Afghanistan Analysts Network – English

Recommended Reads

The Peculiar Presence of the Islamic State in Kunar

AAN 2 min

The Diplomat, 14 May 2019

A fascinating on-the-ground reportage from Kunar by Franz Marty about IS presence in this eastern province – a good antidote to  latest alarmist pieces about IS planning to attack the US and Russian allegations about 5,000 Daesh fighters in northern Afghanistan. According to this report, Daesh took over two villages there. Marty writes:

Almost all available sources – refugees as well as government officials – indicated that the attacking Islamic State fighters were predominantly locals.
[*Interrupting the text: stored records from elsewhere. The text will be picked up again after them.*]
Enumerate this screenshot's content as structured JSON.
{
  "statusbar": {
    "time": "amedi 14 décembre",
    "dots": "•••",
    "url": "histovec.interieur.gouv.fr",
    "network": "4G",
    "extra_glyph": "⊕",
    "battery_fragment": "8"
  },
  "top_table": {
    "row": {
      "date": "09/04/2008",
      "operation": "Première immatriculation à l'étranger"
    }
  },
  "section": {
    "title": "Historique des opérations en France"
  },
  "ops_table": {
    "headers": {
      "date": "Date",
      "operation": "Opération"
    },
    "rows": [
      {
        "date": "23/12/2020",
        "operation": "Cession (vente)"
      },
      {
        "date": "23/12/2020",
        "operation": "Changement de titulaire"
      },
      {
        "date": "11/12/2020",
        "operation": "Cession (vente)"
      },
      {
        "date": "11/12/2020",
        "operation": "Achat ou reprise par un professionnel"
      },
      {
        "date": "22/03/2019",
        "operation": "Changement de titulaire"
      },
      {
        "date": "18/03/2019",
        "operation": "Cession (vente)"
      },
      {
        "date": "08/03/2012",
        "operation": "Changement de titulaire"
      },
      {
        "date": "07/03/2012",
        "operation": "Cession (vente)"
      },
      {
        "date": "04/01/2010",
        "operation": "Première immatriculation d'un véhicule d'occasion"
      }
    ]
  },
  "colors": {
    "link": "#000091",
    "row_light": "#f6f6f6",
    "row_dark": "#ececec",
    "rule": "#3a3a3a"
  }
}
Beyond that, information is scarce and the little that is available could not be independently verified. (…) Allegations regarding some foreign fighters among the Islamic State group in Chapa Dara lacked any detail and, therefore, cannot be assessed.
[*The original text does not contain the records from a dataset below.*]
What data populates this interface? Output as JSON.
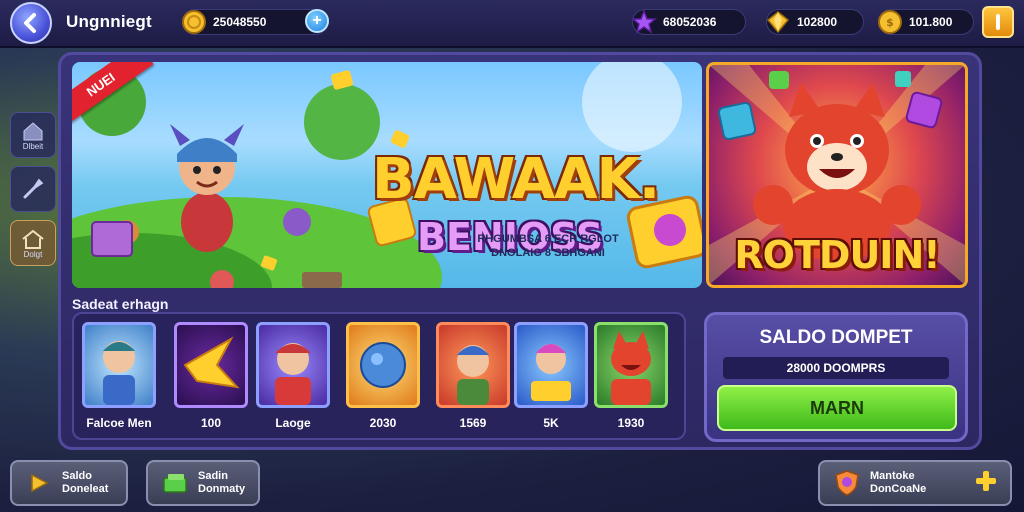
{
  "header": {
    "title": "Ungnniegt",
    "currencies": [
      {
        "icon": "coin-icon",
        "value": "25048550",
        "color": "#f5c030"
      },
      {
        "icon": "purple-gem-icon",
        "value": "68052036",
        "color": "#a855f7"
      },
      {
        "icon": "gold-gem-icon",
        "value": "102800",
        "color": "#f5c030"
      },
      {
        "icon": "coin-icon",
        "value": "101.800",
        "color": "#f5c030"
      }
    ]
  },
  "sidebar": {
    "items": [
      {
        "label": "Dlbeit",
        "icon": "home-icon"
      },
      {
        "label": "",
        "icon": "tools-icon"
      },
      {
        "label": "Dolgt",
        "icon": "house-icon"
      }
    ]
  },
  "hero": {
    "ribbon": "NUEI",
    "title": "BAWAAK.",
    "subtitle": "BENIOSS",
    "description_line1": "RHGUMBSA 6 ECR RGLOT",
    "description_line2": "DNOLAIG 8 SBHGANI"
  },
  "promo": {
    "label": "ROTDUIN!"
  },
  "games": {
    "section_label": "Sadeat erhagn",
    "items": [
      {
        "name": "Falcoe Men"
      },
      {
        "name": "100"
      },
      {
        "name": "Laoge"
      },
      {
        "name": "2030"
      },
      {
        "name": "1569"
      },
      {
        "name": "5K"
      },
      {
        "name": "1930"
      }
    ]
  },
  "wallet": {
    "title": "SALDO DOMPET",
    "balance": "28000 DOOMPRS",
    "button": "MARN"
  },
  "footer": {
    "left_button_line1": "Saldo",
    "left_button_line2": "Doneleat",
    "mid_button_line1": "Sadin",
    "mid_button_line2": "Donmaty",
    "right_button_line1": "Mantoke",
    "right_button_line2": "DonCoaNe"
  },
  "colors": {
    "accent_gold": "#ffcf2e",
    "accent_green": "#3fba1c",
    "panel_purple": "#39337a",
    "badge_red": "#e2222e"
  }
}
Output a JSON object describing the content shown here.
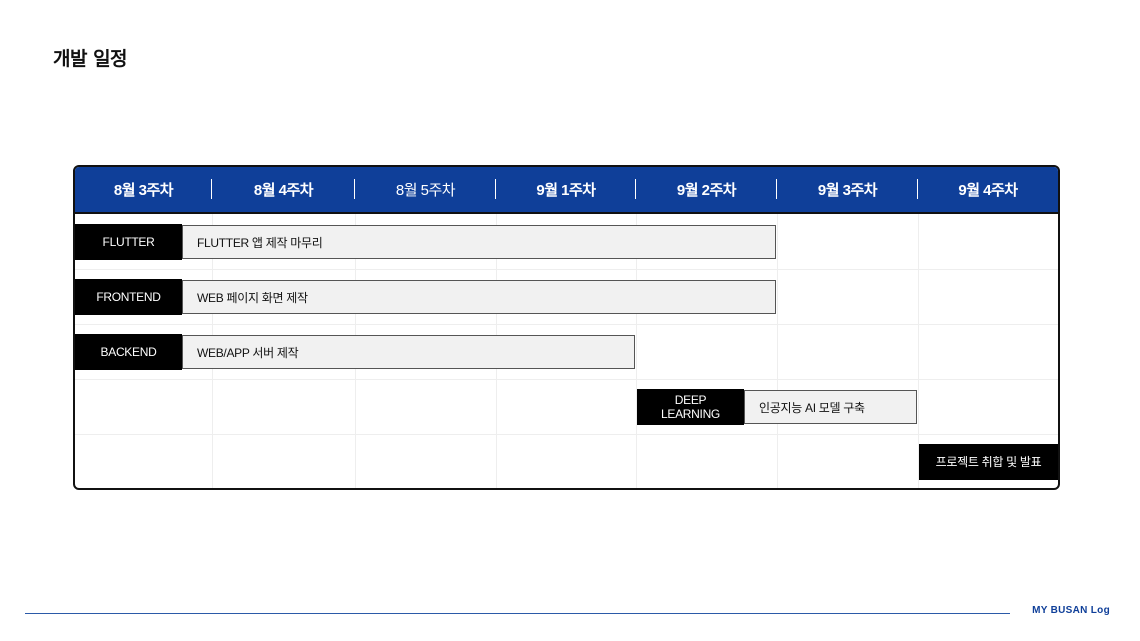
{
  "page": {
    "title": "개발 일정"
  },
  "schedule": {
    "weeks": [
      {
        "label": "8월 3주차",
        "style": "bold"
      },
      {
        "label": "8월 4주차",
        "style": "bold"
      },
      {
        "label": "8월 5주차",
        "style": "light"
      },
      {
        "label": "9월 1주차",
        "style": "bold"
      },
      {
        "label": "9월 2주차",
        "style": "bold"
      },
      {
        "label": "9월 3주차",
        "style": "bold"
      },
      {
        "label": "9월 4주차",
        "style": "bold"
      }
    ],
    "tasks": [
      {
        "label": "FLUTTER",
        "bar": "FLUTTER 앱 제작 마무리"
      },
      {
        "label": "FRONTEND",
        "bar": "WEB 페이지 화면 제작"
      },
      {
        "label": "BACKEND",
        "bar": "WEB/APP 서버 제작"
      },
      {
        "label": "DEEP\nLEARNING",
        "bar": "인공지능 AI 모델 구축"
      },
      {
        "label": "프로젝트 취합 및 발표",
        "bar": ""
      }
    ]
  },
  "footer": {
    "brand": "MY BUSAN Log"
  },
  "colors": {
    "header_bg": "#0f3f99",
    "label_bg": "#000000",
    "bar_bg": "#f1f1f1",
    "accent": "#2b5aa8"
  }
}
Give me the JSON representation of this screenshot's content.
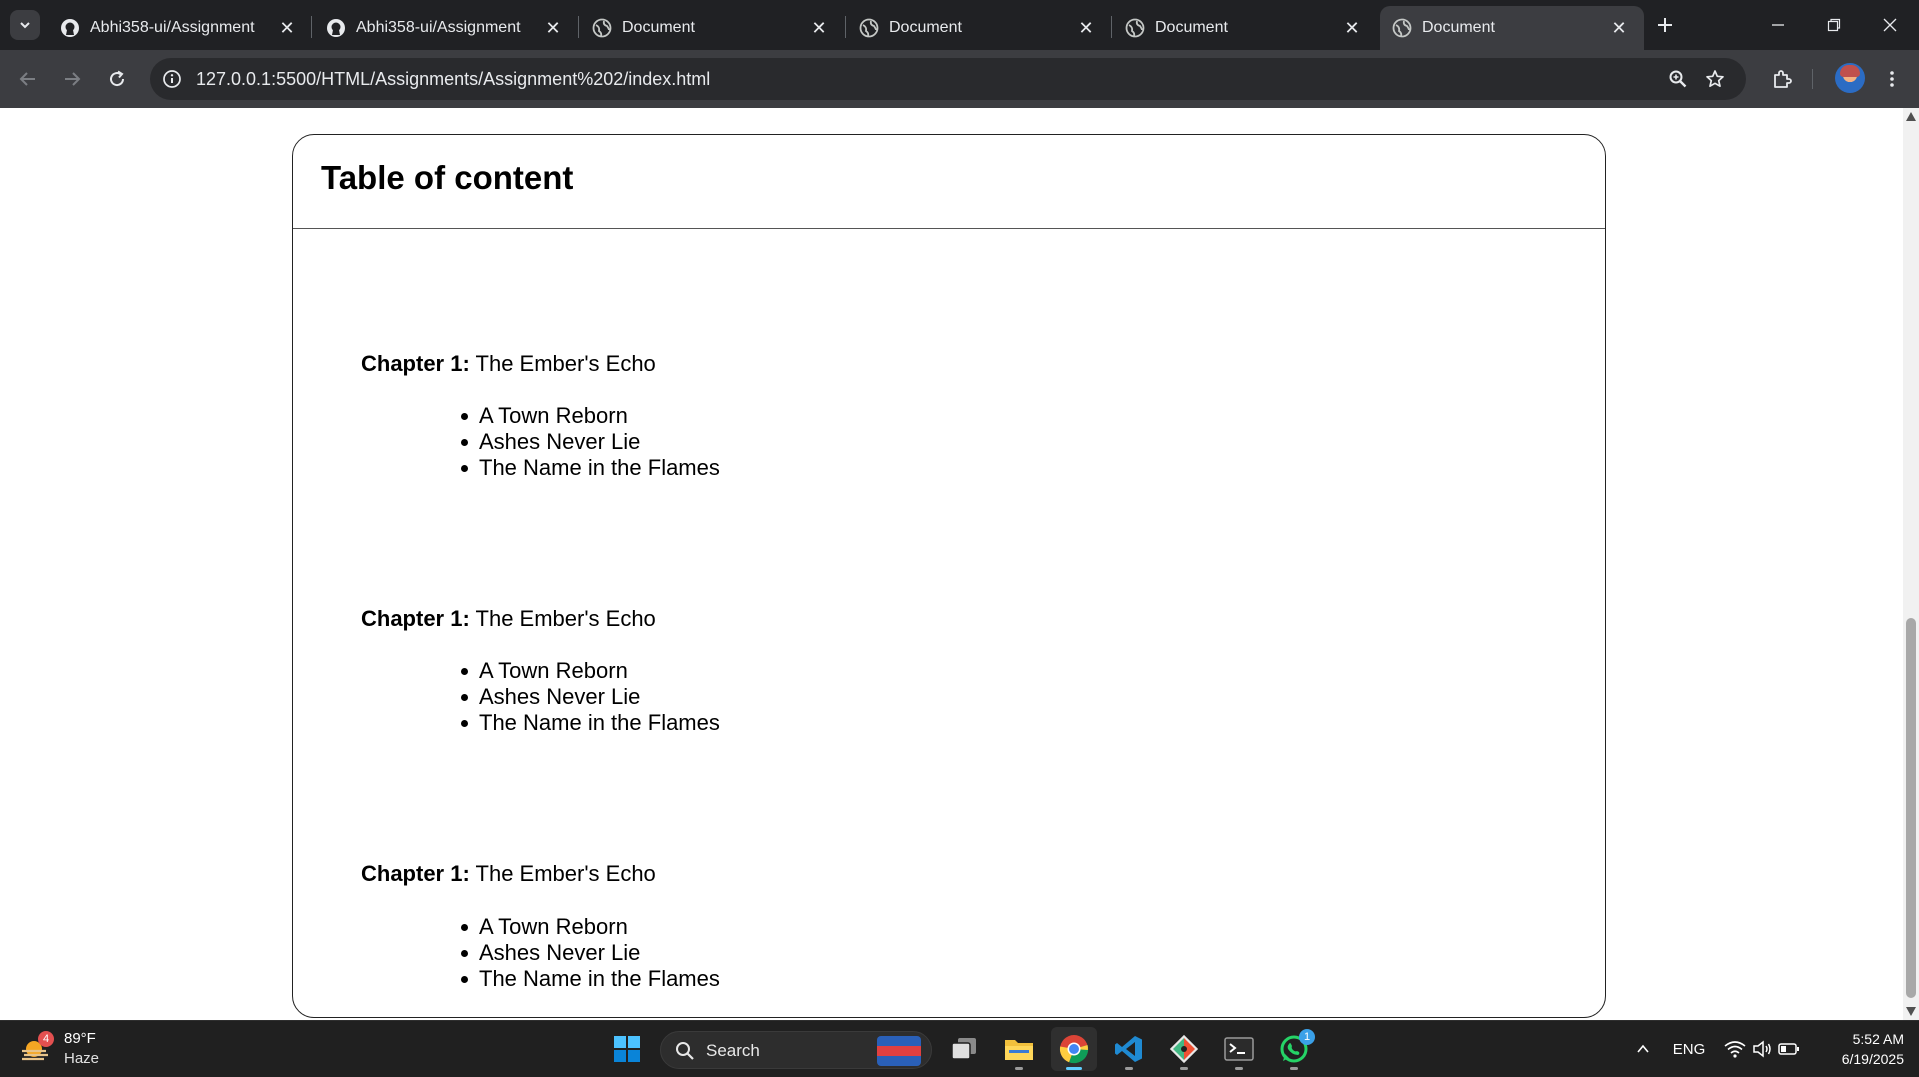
{
  "browser": {
    "tabs": [
      {
        "title": "Abhi358-ui/Assignment",
        "icon": "github-icon",
        "active": false
      },
      {
        "title": "Abhi358-ui/Assignment",
        "icon": "github-icon",
        "active": false
      },
      {
        "title": "Document",
        "icon": "globe-icon",
        "active": false
      },
      {
        "title": "Document",
        "icon": "globe-icon",
        "active": false
      },
      {
        "title": "Document",
        "icon": "globe-icon",
        "active": false
      },
      {
        "title": "Document",
        "icon": "globe-icon",
        "active": true
      }
    ],
    "url": "127.0.0.1:5500/HTML/Assignments/Assignment%202/index.html"
  },
  "page": {
    "title": "Table of content",
    "chapters": [
      {
        "label": "Chapter 1:",
        "name": "The Ember's Echo",
        "sections": [
          "A Town Reborn",
          "Ashes Never Lie",
          "The Name in the Flames"
        ]
      },
      {
        "label": "Chapter 1:",
        "name": "The Ember's Echo",
        "sections": [
          "A Town Reborn",
          "Ashes Never Lie",
          "The Name in the Flames"
        ]
      },
      {
        "label": "Chapter 1:",
        "name": "The Ember's Echo",
        "sections": [
          "A Town Reborn",
          "Ashes Never Lie",
          "The Name in the Flames"
        ]
      }
    ]
  },
  "taskbar": {
    "weather": {
      "temp": "89°F",
      "condition": "Haze",
      "badge": "4"
    },
    "search_label": "Search",
    "whatsapp_badge": "1",
    "language": "ENG",
    "time": "5:52 AM",
    "date": "6/19/2025"
  },
  "colors": {
    "tab_strip": "#202124",
    "toolbar": "#3c3d41",
    "taskbar": "#202020",
    "active_indicator": "#60cdff"
  }
}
(…) there is anecdotal evidence that at least some alleged Islamic State fighters in Kunar have simply adopted a vague, locally-colored version of the Islamic State. In some cases this apparently happened for opportunistic reasons, usually fallouts with other insurgent groups that they were previously affiliated with. Defections were arguably also supported by the fact that many Kunaris (contrary to most other Afghans) are Salafists, which – due to ideological similarities – makes them more susceptible to switching to the Islamic State.

Further complicating the above is that some alleged Islamic State commanders in Kunar have a more-than-checkered history, with various sources at times contradicting each other as to which faction they have belonged to. 

{…) assertions made by local officials and in other reports that the Islamic State fighters in Chapa Dara have operational links to the group’s main Afghan strongholds in the neighboring province of Nangarhar could neither be verified nor disproved, as they were not accompanied by the avowedly existing evidence. (…)

All this raises the question of whether, or to what extent, such alleged Islamic State fighters in Kunar can be seen as full-fledged members of the Islamic State, or might rather be rogue opportunists who use the purported caliphate’s notoriety to raise their profiles and whose activities are in turn sometimes claimed by Amaqto inflate the group’s reach. Or whether some of them are incorrectly referred to as Islamic State fighters, solely because of their extreme Salafist views, as has apparently happened at least in one case in another province in Afghanistan.